Abdul Kader -- 15-year-old Fatma's father -- says the city of nearly one million has been transformed "like magic" since the revolution, with people free of fear. Where people were willing to litter before, they now help sweep the public square. Where there was apathy toward the rest of the world, there is now sympathy for victims of the Japanese earthquake and tsunami. Where there was terror of being picked up by one of Gadhafi's police, there is now pride in free expression.
Banks loan people money on zero credit if they are not receiving their salaries, and volunteers direct traffic.
Nobody here will give that up without a fight.
"He cannot rule us again," Gader says, thumbing the four cell phones he uses to ensure communication with the media. He is a professor, not a spokesman, but he has made it his work to help foreign journalists. "If Gadhafi ever wants to rule eastern Libya again, it will be over our dead bodies."
That defiance is echoed even by those who have paid an unbearable price.
Osama Bensadik alternates between inspiration and despair when he speaks of his oldest son Muhannad, shot on the front lines over the weekend. He says he has received calls from people in the capital Tripoli who describe how Muhannad's story has inspired them to fight. The 21-year-old Muhannad, a U.S. citizen, could have evacuated Benghazi, but chose to stay.
"Normally the father is the example of the son. But he became my example," Bensadik said today. "Gadhafi could bombard us from the sea and could use his planes to bomb us. That will not make any difference. He will never be our leader again. Never. Our children who have died in this revolution – in Zawaiyah, in Misrata, in the mountains, in Benghazi… have not died in vain. Let him hit us. Let him kill us all. The people's hearts are changed."
For some defectors from the military – who are increasingly leading this war, trying to get the opposition more organized – a no-fly zone isn't enough. These officers are proud but have been systematically stripped of resources, especially in eastern Libya, according to analysts and military officials. Their equipment is below average and the average salary for a senior officer is only $1,000 per month, they say. One colonel in Tobruk said he couldn't even afford a car.
In Benghazi, one retired Air Force colonel said the U.S. needed to "send your friends Tomahawk and Cruise" -- and the opposition would need only two days to take Tripoli.

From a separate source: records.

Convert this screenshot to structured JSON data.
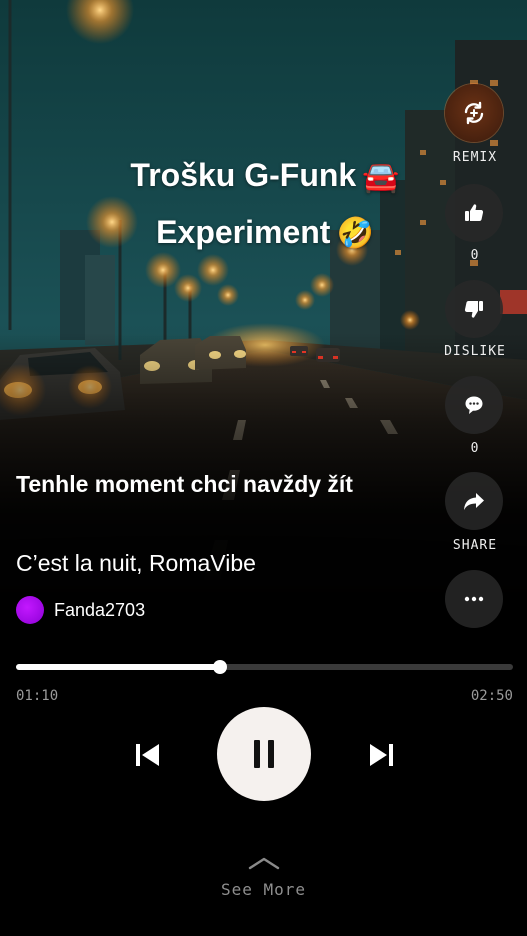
{
  "header": {
    "title_line1": "Trošku G-Funk",
    "title_emoji1": "🚘",
    "title_line2": "Experiment",
    "title_emoji2": "🤣"
  },
  "actions": {
    "remix_label": "REMIX",
    "like_count": "0",
    "dislike_label": "DISLIKE",
    "comment_count": "0",
    "share_label": "SHARE"
  },
  "song": {
    "title": "Tenhle moment chci navždy žít",
    "artists": "C’est la nuit, RomaVibe",
    "user": "Fanda2703"
  },
  "player": {
    "elapsed": "01:10",
    "duration": "02:50",
    "progress": 0.41
  },
  "footer": {
    "see_more": "See More"
  },
  "colors": {
    "accent_remix": "#5a2a12",
    "avatar": "#b010f0",
    "play_button": "#f5f1ee"
  }
}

Without that help, though, he predicted a long, tough, violent fight to defend the major eastern cities. Never, he said, will anybody in this part of Libya accept life under Gadhafi again.
"Freedom," he said, "only knocks on the door once."